Just a few blocks down the street from Jilly’s on Queen East sits a lesser-known but equally storied neighbourhood landmark. A yellow sign with “NITECLUB” written in blue letters marks the entrance to the Woodgreen Community Services building at 650 Queen St. E. But long before Woodgreen—or the nightclub, which came later—the building was The New Edwin Hotel, built in 1906 by architect James Patrick Haynes (who also designed Allen’s Danforth Theatre). The hotel catered to rail passengers at the Don Station, which used to be situated where King and Queen East meet.
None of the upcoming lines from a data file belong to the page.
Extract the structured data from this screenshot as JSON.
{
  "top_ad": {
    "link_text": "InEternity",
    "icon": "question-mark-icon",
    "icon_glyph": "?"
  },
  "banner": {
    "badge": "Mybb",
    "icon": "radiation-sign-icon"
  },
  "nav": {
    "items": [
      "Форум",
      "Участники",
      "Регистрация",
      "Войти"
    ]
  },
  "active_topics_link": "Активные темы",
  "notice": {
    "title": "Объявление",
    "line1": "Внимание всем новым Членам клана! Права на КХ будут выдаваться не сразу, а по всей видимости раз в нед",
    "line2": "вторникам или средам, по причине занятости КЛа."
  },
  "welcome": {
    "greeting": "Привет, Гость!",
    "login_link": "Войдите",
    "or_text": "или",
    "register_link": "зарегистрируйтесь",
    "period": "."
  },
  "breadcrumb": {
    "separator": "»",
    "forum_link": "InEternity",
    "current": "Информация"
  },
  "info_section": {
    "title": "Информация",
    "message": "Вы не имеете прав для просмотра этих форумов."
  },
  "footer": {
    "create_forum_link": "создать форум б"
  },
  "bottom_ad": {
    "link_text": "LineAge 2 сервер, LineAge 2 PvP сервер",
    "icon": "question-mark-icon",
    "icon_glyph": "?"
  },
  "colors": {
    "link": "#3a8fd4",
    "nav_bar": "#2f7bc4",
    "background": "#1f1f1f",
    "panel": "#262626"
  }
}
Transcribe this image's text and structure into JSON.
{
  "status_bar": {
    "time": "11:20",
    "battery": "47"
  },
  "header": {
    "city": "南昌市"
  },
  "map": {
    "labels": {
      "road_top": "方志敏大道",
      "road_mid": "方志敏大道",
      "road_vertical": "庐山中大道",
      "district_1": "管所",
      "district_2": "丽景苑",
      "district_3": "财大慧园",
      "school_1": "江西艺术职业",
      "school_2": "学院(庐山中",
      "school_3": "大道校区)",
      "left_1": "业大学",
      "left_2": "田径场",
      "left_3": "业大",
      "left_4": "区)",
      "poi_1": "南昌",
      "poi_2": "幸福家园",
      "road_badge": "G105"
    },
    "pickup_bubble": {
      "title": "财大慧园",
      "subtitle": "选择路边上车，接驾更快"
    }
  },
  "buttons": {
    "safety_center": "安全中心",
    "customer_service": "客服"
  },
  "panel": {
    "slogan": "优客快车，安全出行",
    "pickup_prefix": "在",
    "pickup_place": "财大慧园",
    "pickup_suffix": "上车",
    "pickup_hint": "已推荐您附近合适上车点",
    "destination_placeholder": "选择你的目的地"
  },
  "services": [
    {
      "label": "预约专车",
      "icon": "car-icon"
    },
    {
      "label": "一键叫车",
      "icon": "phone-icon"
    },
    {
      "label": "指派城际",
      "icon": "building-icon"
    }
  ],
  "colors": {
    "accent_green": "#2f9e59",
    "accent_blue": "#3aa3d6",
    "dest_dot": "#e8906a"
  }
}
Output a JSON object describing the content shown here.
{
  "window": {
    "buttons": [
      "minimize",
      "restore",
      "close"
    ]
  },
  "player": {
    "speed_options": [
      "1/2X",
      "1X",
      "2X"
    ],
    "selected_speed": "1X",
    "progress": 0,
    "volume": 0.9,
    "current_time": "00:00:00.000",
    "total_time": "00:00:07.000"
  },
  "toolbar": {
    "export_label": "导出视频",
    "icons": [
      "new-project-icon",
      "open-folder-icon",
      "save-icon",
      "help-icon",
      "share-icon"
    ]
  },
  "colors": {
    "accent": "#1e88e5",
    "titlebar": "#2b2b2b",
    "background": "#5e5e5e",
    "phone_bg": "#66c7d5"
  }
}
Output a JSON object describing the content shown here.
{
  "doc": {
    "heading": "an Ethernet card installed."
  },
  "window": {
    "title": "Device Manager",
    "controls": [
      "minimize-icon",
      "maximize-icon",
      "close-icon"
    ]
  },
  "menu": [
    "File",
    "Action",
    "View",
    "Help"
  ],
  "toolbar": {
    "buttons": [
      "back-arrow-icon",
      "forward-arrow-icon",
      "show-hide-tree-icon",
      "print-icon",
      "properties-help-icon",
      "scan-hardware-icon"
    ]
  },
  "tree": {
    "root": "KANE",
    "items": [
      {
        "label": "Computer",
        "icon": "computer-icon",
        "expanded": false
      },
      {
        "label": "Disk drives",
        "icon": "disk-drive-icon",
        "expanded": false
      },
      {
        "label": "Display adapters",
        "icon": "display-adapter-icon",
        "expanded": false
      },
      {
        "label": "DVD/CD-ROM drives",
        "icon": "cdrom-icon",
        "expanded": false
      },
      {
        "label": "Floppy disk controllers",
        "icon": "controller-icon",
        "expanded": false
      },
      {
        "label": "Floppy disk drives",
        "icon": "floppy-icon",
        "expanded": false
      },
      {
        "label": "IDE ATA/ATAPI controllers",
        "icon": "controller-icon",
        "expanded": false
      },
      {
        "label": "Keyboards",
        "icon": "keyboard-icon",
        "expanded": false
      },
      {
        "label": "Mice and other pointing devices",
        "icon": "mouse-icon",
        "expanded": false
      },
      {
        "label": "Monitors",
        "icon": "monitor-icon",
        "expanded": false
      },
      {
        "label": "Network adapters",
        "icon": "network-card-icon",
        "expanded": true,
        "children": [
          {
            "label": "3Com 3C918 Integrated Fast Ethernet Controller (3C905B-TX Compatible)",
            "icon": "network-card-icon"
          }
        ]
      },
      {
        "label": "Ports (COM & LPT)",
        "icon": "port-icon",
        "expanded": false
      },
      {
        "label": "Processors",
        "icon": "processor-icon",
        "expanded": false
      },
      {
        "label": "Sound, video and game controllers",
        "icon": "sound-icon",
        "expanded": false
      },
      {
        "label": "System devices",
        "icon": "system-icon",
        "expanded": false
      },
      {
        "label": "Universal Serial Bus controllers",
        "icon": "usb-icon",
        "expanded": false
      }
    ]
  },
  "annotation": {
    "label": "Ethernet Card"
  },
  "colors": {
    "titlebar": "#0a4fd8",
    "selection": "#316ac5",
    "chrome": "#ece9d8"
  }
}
Riverdale Historical Society president Gerald Whyte thinks the site, in a neighbourhood then populated with shopkeepers and bricklayers, was chosen because land was cheaper east of the Don than on the west. (Some things never change.) When the station closed in 1967, the Edwin fell into disrepair, and by 1975, the bottom floor housed a dance club—hence the gaudy sign. A Toronto Star ad from 1975 promoted Detroit band Pyramid Power at the Edwin: “Dance to boss disco sound on our illuminated floor.”
In 2008, Woodgreen Community Services bought the building and gutted the cockroach-infested rooms, which had been rented for $400 per month. Twenty-eight rooms were added for men transitioning out of homelessness, and space for community programs. The “NITECLUB” sign remains, at least for now. “It would cost a lot of money to take it down,” says Woodgreen president Brian Smith.